Why did John refer to Pergamum as “where the throne of Satan is”?* Some have said that this was because Pergamum was the halfway house or bridge between the religion of ancient Babylon and that of Rome. True, as one historian says: “The defeated Chaldeans fled to Asia Minor and fixed their central college at Pergamos”; referring to their defeat in 539 B.C. However, by the time John had his vision recorded in the book of Revelation, A.D. 96, the seat of “Babylon the Great,” or the world empire of false religion, had been removed to Rome.—Rev. 14:8.12
Others hold that these words apply to Pergamum because it was one of the centers of the worship of Aesculapius, which god of healing had as his symbol a serpent.
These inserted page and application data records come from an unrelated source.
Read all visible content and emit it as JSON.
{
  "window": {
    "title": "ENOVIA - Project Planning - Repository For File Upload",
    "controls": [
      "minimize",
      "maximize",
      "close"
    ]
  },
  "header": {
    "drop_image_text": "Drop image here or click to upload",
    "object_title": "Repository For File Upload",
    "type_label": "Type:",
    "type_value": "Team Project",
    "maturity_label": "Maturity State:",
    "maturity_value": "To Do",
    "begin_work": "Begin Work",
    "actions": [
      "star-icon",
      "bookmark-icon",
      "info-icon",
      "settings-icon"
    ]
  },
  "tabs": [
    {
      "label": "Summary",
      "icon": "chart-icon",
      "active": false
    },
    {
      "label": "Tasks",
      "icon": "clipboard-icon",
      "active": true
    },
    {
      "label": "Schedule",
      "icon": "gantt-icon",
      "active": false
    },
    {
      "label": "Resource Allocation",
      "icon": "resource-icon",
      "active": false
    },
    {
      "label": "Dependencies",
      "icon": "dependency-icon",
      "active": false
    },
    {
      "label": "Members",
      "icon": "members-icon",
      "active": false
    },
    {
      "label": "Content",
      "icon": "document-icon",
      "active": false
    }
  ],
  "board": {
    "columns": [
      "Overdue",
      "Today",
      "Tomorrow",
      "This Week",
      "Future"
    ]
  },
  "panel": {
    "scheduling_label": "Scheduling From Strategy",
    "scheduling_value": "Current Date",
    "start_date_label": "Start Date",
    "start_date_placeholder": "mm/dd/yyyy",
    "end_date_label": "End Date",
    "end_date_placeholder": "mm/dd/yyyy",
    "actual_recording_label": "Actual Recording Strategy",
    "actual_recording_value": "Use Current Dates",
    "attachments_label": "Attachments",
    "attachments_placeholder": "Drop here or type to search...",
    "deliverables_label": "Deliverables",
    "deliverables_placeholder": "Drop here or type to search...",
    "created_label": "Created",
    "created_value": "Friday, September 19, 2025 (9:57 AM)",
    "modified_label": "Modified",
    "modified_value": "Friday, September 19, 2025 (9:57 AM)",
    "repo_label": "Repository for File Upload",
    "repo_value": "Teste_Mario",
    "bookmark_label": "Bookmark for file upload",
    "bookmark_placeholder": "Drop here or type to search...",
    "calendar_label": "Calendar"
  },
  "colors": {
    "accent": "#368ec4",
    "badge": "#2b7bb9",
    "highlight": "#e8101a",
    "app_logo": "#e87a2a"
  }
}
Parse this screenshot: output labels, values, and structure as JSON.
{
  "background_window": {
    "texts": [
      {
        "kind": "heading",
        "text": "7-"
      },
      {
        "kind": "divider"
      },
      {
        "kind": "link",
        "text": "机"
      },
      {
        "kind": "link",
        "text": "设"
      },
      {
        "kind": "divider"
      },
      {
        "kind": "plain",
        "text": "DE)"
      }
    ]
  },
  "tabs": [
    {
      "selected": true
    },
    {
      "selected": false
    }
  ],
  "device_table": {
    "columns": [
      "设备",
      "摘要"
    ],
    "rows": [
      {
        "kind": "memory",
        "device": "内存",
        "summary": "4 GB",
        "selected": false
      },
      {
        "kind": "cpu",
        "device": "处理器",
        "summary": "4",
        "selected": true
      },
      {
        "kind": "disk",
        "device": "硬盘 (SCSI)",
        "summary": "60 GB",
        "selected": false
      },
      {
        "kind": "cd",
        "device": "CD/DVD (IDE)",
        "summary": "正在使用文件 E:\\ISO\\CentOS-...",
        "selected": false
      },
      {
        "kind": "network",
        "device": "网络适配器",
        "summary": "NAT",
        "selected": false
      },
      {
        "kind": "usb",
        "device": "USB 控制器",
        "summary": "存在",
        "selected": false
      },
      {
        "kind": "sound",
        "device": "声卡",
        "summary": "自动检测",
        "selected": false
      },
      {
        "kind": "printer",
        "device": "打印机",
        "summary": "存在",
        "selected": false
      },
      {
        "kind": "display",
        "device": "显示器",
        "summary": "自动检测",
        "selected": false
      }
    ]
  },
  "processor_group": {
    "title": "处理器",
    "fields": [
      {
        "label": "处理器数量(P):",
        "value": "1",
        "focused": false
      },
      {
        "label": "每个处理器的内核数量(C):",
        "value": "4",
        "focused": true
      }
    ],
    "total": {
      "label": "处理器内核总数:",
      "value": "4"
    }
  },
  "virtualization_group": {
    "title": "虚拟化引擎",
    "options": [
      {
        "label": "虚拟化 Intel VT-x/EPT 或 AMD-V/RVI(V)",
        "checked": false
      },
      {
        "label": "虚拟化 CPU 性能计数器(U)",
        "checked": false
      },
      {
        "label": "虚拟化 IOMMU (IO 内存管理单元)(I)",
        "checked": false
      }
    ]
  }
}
But merely this symbol would hardly be sufficient to entitle this religion the distinction of Satan’s seat; besides, there is no evidence that it represented a threat to the early Christians.
Still others apply John’s words to the Great Altar to Zeus Soter for which Pergamum was famous. True, this altar was outstanding due to its immense size, but it does not seem reasonable to conclude that merely that fact would determine where Satan’s throne is. When we consider that Satan is termed the invisible “god of this system of things,” it is apparent that his throne would be something more than a mere pile of stones.—2 Cor. 4:4; Matt. 4:8-10.
Rather, what seems to be the most reasonable explanation of John’s words is that what made them apply to Pergamum was its temple and cult of the worship of the emperor. Certainly this form of worship presented a serious threat to the early Christians; many were the martyrs it caused because Christians kept integrity and refused to compromise. Since Revelation 2:13 mentions Satan’s throne in the same breath with the martyrdom of Antipas, it is reasonable to conclude that the two have an association, and this they would have if Satan’s throne referred to the worship of the emperor or the State.
Perhaps an even more powerful reason for so interpreting John’s words is the fact that the book of Revelation was written for the benefit of not solely those living in John’s day but even more so those in our day; and today the worship of the emperor in the giving of religious adoration to the State has again manifested itself on every hand. It was seen in Nazi Germany, Fascist Italy, and is being seen in all Communist and other totalitarian lands and even in some claiming to be democracies. The words at Revelation 2:13 are indeed encouraging to all who suffer today for taking a firm stand as did Antipas in the first century.
1 Encyclopædia Britannica, 9th Edition, Vol. 18, p. 538.
2 The Attalids of Pergamum—Hansen, p. 10.
3 Pergamos (German)—T. L. Ussing. pp. 3, 4.
4 The Standard History of the World, Vol. 3, pp. 1049-51.
5 Universal History—Goodrich, pp. 263, 264.
6 The Cambridge Ancient History, Vol. 8, p. 608.
7 Encyclopedia Americana, Vol. 17, p. 319.
8 Encyclopædia Britannica, 1959 Edition, Vol. 10, p. 818.
9 Die Kulte und Heiligtümer der Götter in Pergamum—Ohlenmutz.
10 Harper’s Bible Dictionary, p. 538.
11 The Bible and Archaeology—J. A. Thompson, pp. 414-417.
12 “Babylon the Great Has Fallen!” God’s Kingdom Rules!, pp. 331-333.
While the interpretation invariably given to this frieze is that it represents the cultured Pergamenians battling the barbaric Gauls, what may well be a more logical explanation in view of the emphasis on the mystic in Pergamum is that it is based on legends that have come down through the years of the sons of God and the mighty men of Noah’s day, as recorded at Genesis, chapter 6.—The Early Renaissance, by J. M. Hoppin.
In passing it might be noted that this description is in striking contrast to the way the Romans viewed Pergamum, for they spoke of it as the most illustrious, the most distinguished, the one “preeminent above all the towns of the Roman province of Asia.”